Over the thirty years since the fall of communism in the region, democratisation saw the development, in most countries of the region, of political parties whose roots sprang directly from the communist former ruling parties. Although some of these parties – often but not always ostensibly social-democratic – have fallen by the wayside, others have survived and prospered in the new environment, dominating the political scene, and running government for much of the period.
In recent years however, there are some signs that this “communist legacy” hegemony may be in decline. Grass roots protest against the corruption of the established political class has grown and some new, alternative parties, free from the communist legacy, are beginning to establish themselves; Romania is a particular example here. Nonetheless, these parties have maintained a strong core of support among certain sections of the population.
The webinar will compare the situations in Romania, Bulgaria, Serbia and Montenegro, and examine their implications for the long-term political development of these countries.
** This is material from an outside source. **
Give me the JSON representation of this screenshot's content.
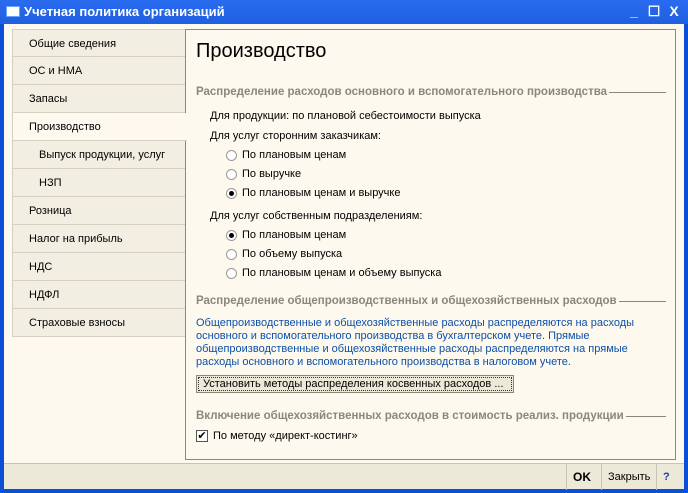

While political elites in the region are far from lilywhite, irrespective of their party affiliation, the electoral dominance of the communist legacy parties has entrenched their ability to exploit power both to enrich themselves personally and to sustain their political hegemony. Against a background of popular protest, is this sustainable? Or does the protest signal a secular change within the political class in these countries?